The Stockton Book Fair, a full day event being held in Stockton high street on 17th June is definitely an event not to miss.  Not only will there be lots of exciting and interesting things going on but this is also the official launch of the Crossing the Tees short story competition. I will be there all day so do come into the marquee and talk to me about the competition and the workshops/mentoring I’ll be offering in the run up to the competition’s closing date (30th September).

And finally, for those of you hoping to enter the competition who want to get a head start on your prize winning stories join me at Hartlepool Central Library on 14th and 21st June (6.30-8.00pm) for a series of two creative writing workshops designed to get you writing Fab Fiction in Four Hours!

I look forward to meeting many of you during the festival fortnight.  And, as promised, here is this post’s writing prompt (themed along the lines of the other important something happening this week)

The votes were in…


Join in with a writing challenge!

Hello Everyone,

Well, as many of you will know, we are now deeply into exam season, with many students sitting for their GCSE or A level qualifications. And it isn’t just the students who are busy this time of year. For the last four years I have been an exam marker for AQA’s Creative Writing A level.  Sadly the course has been scrapped as part of the Conversative Party’s education reforms and this is the last year students can take this subject.  But during its short life this unique qualification has given many sixth formers the chance to develop their creative writing skills and work towards producibg professional, publishable work.

As a marker for the exam module ‘Writing on Demand’ I have been fortunate to read the work of many talented young writers and have often marvelled at their ability to produce high quality writing in exam conditions.  The exam requires writers to produce two texts, each approximately 300 words in length, in response to a specific brief and all in two hours.  Students’ writing is then assessed on how confidently they have developed ideas, met the brief, used language imaginatively, crafted their work and maintained high standards of technical accuracy.  It’s quite a challenge and one I thought some of you might want to try yourselves so this post’s writing prompt is an ‘exam style’ one.  Remember you only have an hour to plan and write a skilful, highly developed piece!

Your time starts now!

“A national newspaper runs a weekly column for which people write about someone who has been an inspiration to them.  This might be a real living person, an historical figure, or even a fictional/literary figure.  You have been asked to contribute to the column.  Write a 300 word piece that discusses someone who has inspired you.”

Enter our very first Short Story Competition!

Budding authors and creative writers are invited to share their stories with us for a chance to appear in a published anthology and take home a cash prize! Up for grabs is 1st Prize £100, 2nd Prize £75 and 3rd Prize is £50.

The theme for your story should be inspired by the idea of actually crossing the Tees – think about the wonderful area in which we live, and what that means to you.

Entry forms can be downloaded here – Short story competition – entry form

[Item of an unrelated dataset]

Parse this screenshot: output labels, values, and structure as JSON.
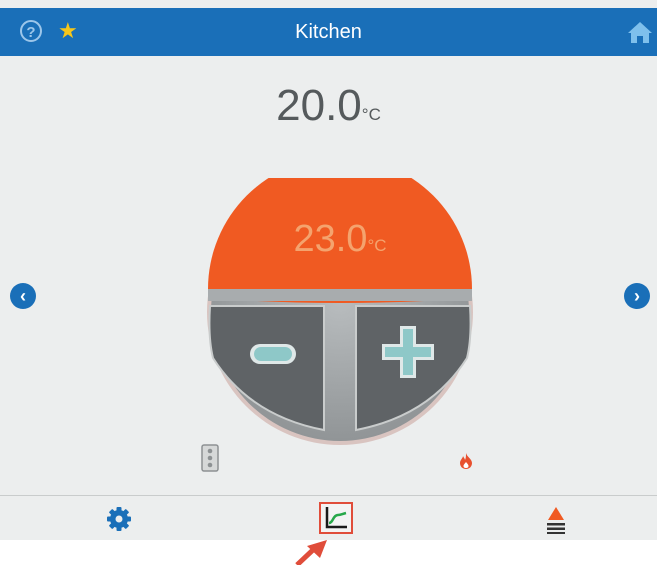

Closing date for entries is midnight 30 September 2017. Look out for writing workshops with our Writer in Residence throughout July and August for help and advice with your writing and mentoring sessions will also be available – more information is coming soon.

Free to enter and open to everyone aged 16 or over, terms and conditions apply.

Good luck!